● Task objective:
With pictures omitted, restate the data word for word.

● Entries shown:

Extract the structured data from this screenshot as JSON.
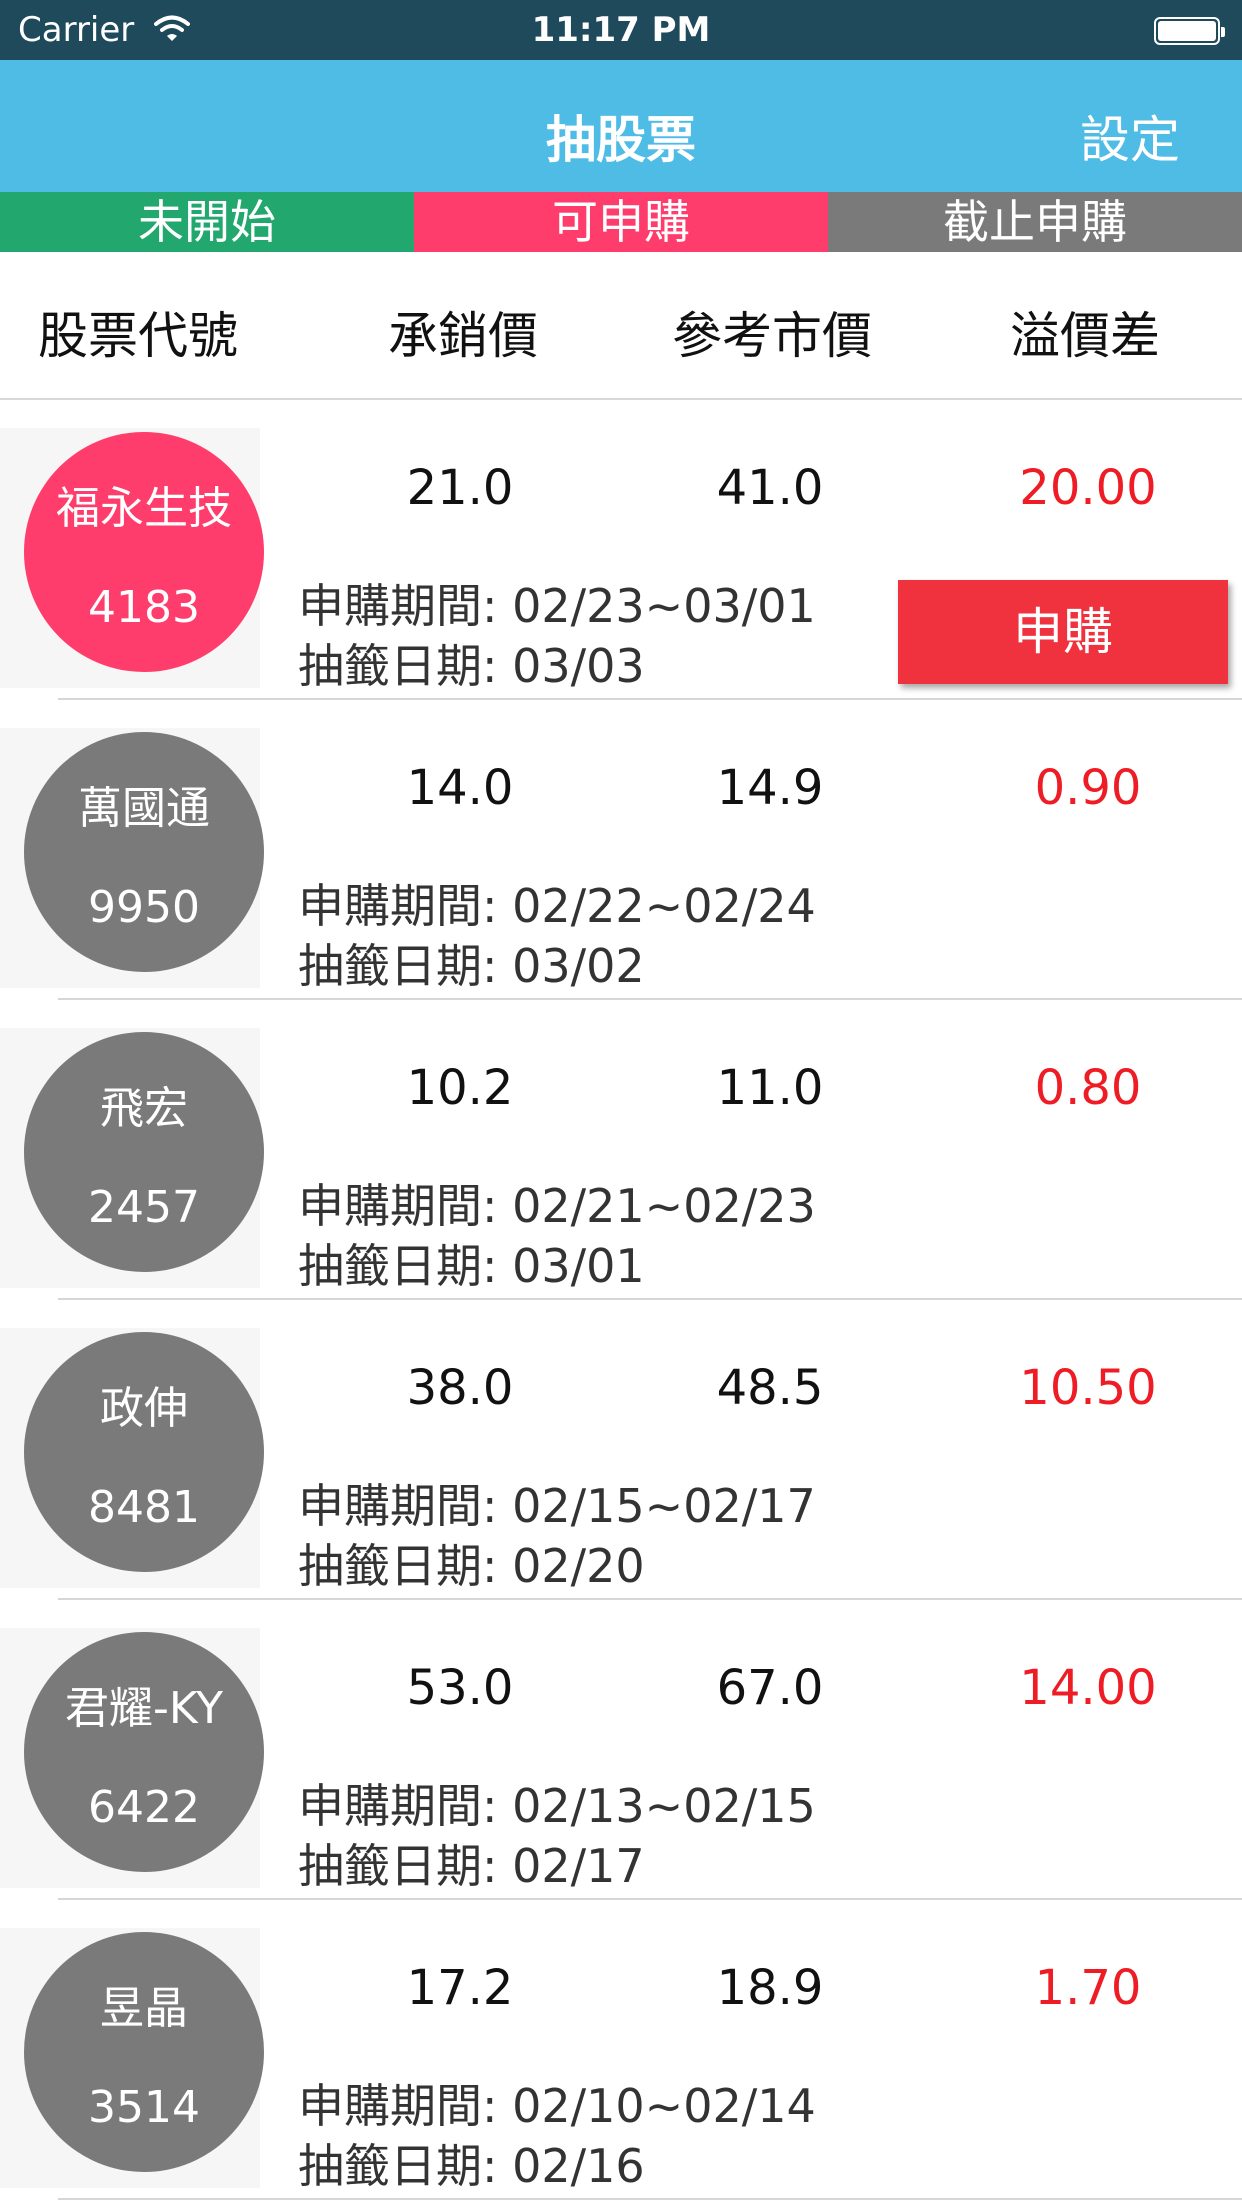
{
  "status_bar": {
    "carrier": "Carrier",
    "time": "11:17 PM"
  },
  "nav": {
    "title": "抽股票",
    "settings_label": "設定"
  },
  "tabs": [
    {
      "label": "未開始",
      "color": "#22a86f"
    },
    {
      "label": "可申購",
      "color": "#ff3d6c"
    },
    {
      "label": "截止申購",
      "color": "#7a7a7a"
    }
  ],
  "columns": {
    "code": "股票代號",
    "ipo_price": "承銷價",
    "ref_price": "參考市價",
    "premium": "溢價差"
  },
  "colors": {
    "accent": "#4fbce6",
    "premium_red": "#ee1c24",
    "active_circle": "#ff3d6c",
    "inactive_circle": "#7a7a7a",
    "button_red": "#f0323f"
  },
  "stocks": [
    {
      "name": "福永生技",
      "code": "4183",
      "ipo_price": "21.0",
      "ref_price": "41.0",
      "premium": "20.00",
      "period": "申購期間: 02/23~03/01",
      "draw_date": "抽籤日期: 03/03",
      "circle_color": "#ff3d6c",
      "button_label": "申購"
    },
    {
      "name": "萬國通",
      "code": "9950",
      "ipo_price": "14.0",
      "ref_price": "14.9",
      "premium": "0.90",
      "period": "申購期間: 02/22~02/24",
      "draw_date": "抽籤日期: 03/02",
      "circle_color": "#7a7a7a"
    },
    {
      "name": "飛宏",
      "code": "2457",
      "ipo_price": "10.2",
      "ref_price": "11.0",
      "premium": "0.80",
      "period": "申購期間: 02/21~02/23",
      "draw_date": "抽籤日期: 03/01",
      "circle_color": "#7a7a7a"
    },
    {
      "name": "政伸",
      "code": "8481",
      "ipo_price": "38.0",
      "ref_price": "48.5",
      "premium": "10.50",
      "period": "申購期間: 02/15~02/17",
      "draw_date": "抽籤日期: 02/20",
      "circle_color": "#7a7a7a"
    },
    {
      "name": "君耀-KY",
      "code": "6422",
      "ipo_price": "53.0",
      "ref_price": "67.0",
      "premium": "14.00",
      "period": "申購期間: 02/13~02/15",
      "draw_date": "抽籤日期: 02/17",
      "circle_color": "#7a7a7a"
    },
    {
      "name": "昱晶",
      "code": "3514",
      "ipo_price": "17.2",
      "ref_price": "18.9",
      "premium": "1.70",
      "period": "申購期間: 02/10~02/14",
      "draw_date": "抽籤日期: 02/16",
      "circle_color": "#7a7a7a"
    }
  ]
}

● Exercise response:
Extract the structured data from this screenshot as JSON.
{
  "status_bar": {
    "carrier": "Carrier",
    "time": "11:17 PM"
  },
  "nav": {
    "title": "抽股票",
    "settings_label": "設定"
  },
  "tabs": [
    {
      "label": "未開始",
      "color": "#22a86f"
    },
    {
      "label": "可申購",
      "color": "#ff3d6c"
    },
    {
      "label": "截止申購",
      "color": "#7a7a7a"
    }
  ],
  "columns": {
    "code": "股票代號",
    "ipo_price": "承銷價",
    "ref_price": "參考市價",
    "premium": "溢價差"
  },
  "colors": {
    "accent": "#4fbce6",
    "premium_red": "#ee1c24",
    "active_circle": "#ff3d6c",
    "inactive_circle": "#7a7a7a",
    "button_red": "#f0323f"
  },
  "stocks": [
    {
      "name": "福永生技",
      "code": "4183",
      "ipo_price": "21.0",
      "ref_price": "41.0",
      "premium": "20.00",
      "period": "申購期間: 02/23~03/01",
      "draw_date": "抽籤日期: 03/03",
      "circle_color": "#ff3d6c",
      "button_label": "申購"
    },
    {
      "name": "萬國通",
      "code": "9950",
      "ipo_price": "14.0",
      "ref_price": "14.9",
      "premium": "0.90",
      "period": "申購期間: 02/22~02/24",
      "draw_date": "抽籤日期: 03/02",
      "circle_color": "#7a7a7a"
    },
    {
      "name": "飛宏",
      "code": "2457",
      "ipo_price": "10.2",
      "ref_price": "11.0",
      "premium": "0.80",
      "period": "申購期間: 02/21~02/23",
      "draw_date": "抽籤日期: 03/01",
      "circle_color": "#7a7a7a"
    },
    {
      "name": "政伸",
      "code": "8481",
      "ipo_price": "38.0",
      "ref_price": "48.5",
      "premium": "10.50",
      "period": "申購期間: 02/15~02/17",
      "draw_date": "抽籤日期: 02/20",
      "circle_color": "#7a7a7a"
    },
    {
      "name": "君耀-KY",
      "code": "6422",
      "ipo_price": "53.0",
      "ref_price": "67.0",
      "premium": "14.00",
      "period": "申購期間: 02/13~02/15",
      "draw_date": "抽籤日期: 02/17",
      "circle_color": "#7a7a7a"
    },
    {
      "name": "昱晶",
      "code": "3514",
      "ipo_price": "17.2",
      "ref_price": "18.9",
      "premium": "1.70",
      "period": "申購期間: 02/10~02/14",
      "draw_date": "抽籤日期: 02/16",
      "circle_color": "#7a7a7a"
    }
  ]
}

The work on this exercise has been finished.